By: Iris Wiener
It was all about the fun at MCC’s annual Miscast gala on March 26th. Some of Broadway’s best were in attendance, performing songs from roles in which they would never be cast. Because the event honored Tony winner, three-time Emmy winner, Academy Award nominee and current star of Three Tall Women, Laurie Metcalf (on the eve of Roseanne’s return to prime time, no less!), guests on the red carpet shared their adoration for the actor, as well as favorite songs that they’d never get to perform for any audience….unless they happened to be overheard in the shower.
Before taking the stage to perform Jamie Wellerstein’s number, “Shiksa Goddess” from The Last Five Years (because “Jason Robert Brown said she was too Jewish to play female protagonist Cathy”), she admitted that she loves to belt The Color Purple tunes when no one is around to hear. She also wouldn’t mind joining Frozen co-star Greg Hildreth (Olaf) to break out into her own version of “What Do You Know About Love?,” a number usually performed by Anna and Kristoff. “Elsa and Olaf could rock that. We’ll have to work on a little B-version of it,“ she joked. Jeremy Jordan said he goes for broke with Etta James’ “At Last,” but brought down the house at the Hammerstein Ballroom with co-performer Sara Bareilles’ “She Used to Be Mine” (the 11 o’clock number in Waitress). “You got the part,” joked Bareilles to Jordan.
The new star of NBC’s Rise, Auli’I Cravalho, known for her stunning vocals as the voice of Moana, says that her empty home often gets treated to Cardi B’s “Bodack Yellow.” “Fun fact, I don’t sing in the shower because I honest to god think that I’m going to drown,” she laughed. “But I feel like something of a rap goddess when I sing it. I usually sing it softly before I go to sleep because I’m going to be so lit before I got to bed. This way I wake up a better person and never say that out loud again.” Until the next evening, of course.
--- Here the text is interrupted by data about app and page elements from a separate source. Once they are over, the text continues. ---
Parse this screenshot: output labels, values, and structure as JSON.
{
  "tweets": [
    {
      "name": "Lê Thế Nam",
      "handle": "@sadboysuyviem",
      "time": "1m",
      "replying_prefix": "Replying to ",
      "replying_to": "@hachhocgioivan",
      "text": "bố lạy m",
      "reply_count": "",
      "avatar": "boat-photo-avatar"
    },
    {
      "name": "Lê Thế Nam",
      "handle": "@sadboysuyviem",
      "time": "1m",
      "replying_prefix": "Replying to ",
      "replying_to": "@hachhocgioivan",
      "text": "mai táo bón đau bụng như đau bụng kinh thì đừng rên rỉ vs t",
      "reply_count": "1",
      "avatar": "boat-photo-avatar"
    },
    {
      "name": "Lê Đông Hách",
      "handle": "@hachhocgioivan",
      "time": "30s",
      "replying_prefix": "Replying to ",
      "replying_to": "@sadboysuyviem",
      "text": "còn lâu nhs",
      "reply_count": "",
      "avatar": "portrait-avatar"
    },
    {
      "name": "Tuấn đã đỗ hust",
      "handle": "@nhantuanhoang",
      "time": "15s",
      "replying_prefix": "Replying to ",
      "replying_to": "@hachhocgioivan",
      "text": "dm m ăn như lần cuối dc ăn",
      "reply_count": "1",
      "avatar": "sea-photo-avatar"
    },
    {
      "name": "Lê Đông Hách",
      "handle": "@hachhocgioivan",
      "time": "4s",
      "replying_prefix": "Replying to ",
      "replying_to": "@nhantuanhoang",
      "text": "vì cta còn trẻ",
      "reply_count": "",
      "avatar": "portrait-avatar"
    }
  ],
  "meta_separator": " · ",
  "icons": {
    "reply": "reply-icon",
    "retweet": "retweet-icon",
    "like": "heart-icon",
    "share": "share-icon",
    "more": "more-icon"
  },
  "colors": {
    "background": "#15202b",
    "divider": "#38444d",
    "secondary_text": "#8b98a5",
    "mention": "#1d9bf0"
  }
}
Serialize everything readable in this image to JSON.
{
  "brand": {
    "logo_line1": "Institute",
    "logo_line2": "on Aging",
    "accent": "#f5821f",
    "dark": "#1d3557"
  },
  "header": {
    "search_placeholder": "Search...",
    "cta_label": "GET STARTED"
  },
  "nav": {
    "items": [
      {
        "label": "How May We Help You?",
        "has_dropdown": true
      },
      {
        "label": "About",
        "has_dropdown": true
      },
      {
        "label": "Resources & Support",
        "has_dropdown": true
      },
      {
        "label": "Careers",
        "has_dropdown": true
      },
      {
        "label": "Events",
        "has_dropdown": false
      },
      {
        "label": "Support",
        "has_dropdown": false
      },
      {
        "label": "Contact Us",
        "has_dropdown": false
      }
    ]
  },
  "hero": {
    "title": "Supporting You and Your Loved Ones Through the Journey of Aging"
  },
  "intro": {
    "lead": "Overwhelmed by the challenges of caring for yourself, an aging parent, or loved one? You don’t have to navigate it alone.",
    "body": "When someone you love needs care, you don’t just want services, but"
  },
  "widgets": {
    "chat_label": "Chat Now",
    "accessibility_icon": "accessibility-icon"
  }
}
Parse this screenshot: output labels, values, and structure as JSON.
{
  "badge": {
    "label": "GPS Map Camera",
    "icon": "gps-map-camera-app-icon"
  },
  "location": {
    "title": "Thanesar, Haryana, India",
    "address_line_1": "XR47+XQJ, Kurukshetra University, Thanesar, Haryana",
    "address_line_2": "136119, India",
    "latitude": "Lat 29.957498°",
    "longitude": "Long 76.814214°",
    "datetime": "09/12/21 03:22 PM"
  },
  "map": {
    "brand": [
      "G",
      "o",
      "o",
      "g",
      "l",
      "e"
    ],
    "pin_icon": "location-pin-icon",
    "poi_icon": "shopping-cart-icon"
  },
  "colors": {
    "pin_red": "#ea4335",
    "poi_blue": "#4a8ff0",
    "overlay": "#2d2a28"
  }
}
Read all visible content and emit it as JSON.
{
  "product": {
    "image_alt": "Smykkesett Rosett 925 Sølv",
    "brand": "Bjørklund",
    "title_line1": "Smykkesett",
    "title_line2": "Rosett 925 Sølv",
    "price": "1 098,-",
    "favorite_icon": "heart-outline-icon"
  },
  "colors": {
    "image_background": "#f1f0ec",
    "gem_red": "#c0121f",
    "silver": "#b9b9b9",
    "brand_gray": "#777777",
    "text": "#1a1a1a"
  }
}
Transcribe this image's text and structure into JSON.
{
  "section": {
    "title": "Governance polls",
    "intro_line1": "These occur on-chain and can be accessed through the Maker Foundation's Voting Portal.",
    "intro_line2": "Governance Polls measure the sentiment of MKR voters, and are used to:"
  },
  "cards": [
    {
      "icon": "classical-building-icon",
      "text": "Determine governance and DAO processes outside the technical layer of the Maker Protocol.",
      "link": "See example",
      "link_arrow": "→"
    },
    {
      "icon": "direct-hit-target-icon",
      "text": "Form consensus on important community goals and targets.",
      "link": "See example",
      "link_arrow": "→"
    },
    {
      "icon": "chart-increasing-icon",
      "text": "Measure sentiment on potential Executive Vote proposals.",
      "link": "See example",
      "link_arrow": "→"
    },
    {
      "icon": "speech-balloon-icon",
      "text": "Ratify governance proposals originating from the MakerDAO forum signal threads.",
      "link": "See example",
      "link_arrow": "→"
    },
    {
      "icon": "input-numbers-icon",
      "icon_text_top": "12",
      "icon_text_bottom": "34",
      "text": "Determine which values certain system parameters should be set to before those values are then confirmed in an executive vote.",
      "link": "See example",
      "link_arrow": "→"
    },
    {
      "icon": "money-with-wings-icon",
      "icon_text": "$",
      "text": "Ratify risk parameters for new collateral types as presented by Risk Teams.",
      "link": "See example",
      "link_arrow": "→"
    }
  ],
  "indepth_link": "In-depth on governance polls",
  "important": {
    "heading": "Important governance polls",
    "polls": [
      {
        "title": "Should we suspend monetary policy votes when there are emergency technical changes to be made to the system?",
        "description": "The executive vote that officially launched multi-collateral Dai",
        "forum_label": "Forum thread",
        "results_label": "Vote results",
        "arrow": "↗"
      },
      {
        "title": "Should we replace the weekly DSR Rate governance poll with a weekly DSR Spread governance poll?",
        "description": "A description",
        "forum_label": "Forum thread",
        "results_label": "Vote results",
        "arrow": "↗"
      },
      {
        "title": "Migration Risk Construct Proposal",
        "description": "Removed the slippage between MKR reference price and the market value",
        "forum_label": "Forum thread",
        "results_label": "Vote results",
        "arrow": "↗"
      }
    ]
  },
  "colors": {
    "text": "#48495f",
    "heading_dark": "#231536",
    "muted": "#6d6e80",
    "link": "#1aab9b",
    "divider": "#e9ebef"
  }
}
Cravalho went on to perform a little ditty that she thought she was plucking from obscurity, West Side Story’s “Something’s Coming.”
Hamilton’s James Monroe Iglehart stole the evening as he stepped into Anjelica’s shoes for the hit musical’s showstopper, “Satisfied.” With an assist from current Eliza, Lexi Lawson, and former Alexander Hamilton, Javier Munoz, which came complete with the now-iconic hand kiss and escort, the number was a unique treat. Iglehart told Theaterlife that his go-to song involves emulating another leading lady- Angela Lansbury in Sweeney Todd. “I love ‘Worst Pies in London,’” he said, singing a few impromptu lyrics.
Other numbers that brought the audience to its feet included Once on This Island’s Alex Newell’s finale, an earth-shaking rendition of “This is Me” (though it is a number that could actually be performed by the actor, so it wasn’t exactly an example of “miscasting”). The Band’s Visit’s Katrina Lenk made an entrance with Fiddler on the Roof’s “If I Were a Rich Man,” even taking on the fiddle solos with her hidden talent on the instrument. Spongebob Squarepants’ Gavin Lee, Ethan Slater and Wesley Taylor admitted to Theaterlife that they would love to take on girl bands at Miscast, and even suggested Spice Girls, Dixie Chicks and Destiny’s Child (respectively) as groups well-suited for the trio. Instead, they were hysterically brilliant as April, Kathy and Marta in Company, performing “You Could Drive a Person Crazy” with ridiculously fun choreography by Mark Myars.
Sara Bareilles performed the most poignant song of the evening, Ragtime’s “Make Them Hear You,” flanked by images of women marching for equal rights. Though many women were celebrated throughout the evening, all minds were on the guest of honor, who was flanked by her two daughters, Mae Akins and Young Sheldon’s Zoe Perry. “I love Laurie,” said Jordan. “I got to work with her recently because she plays my mom on Supergirl. It hasn’t aired yet, but her character is an okay mom. Well, not the best mom. You’ll see!” he laughed.
Metcalf’s co-star in A Doll’s House, Part 2, Jayne Houdyshell, said that any year would be a good year to celebrate Metcalf. “I think that the trajectory and body of work that she has done over her lifetime thus far is quite phenomenal,” she said. “Her range is boundless. I’m just glad that she’s one of the strong women who has been out there for the long haul and will be there for the future as well.”
There are no limits to the affection Lady Bird director Greta Gerwig has for Metcalf. “Laurie is one of my very favorite actresses who has ever lived, and the fact that I got to work with her as a director was just a tremendous gift,” she told Theaterlife of working with her on the Academy Award-nominated film. “Honestly, if anybody says to me Laurie Metcalf is involved, I will for the rest of my life jump to do it. I owe her everything and any excuse that I have to talk about how brilliant she is, I’ll take it. She’s a goddess!”
Photography: Debra Beattie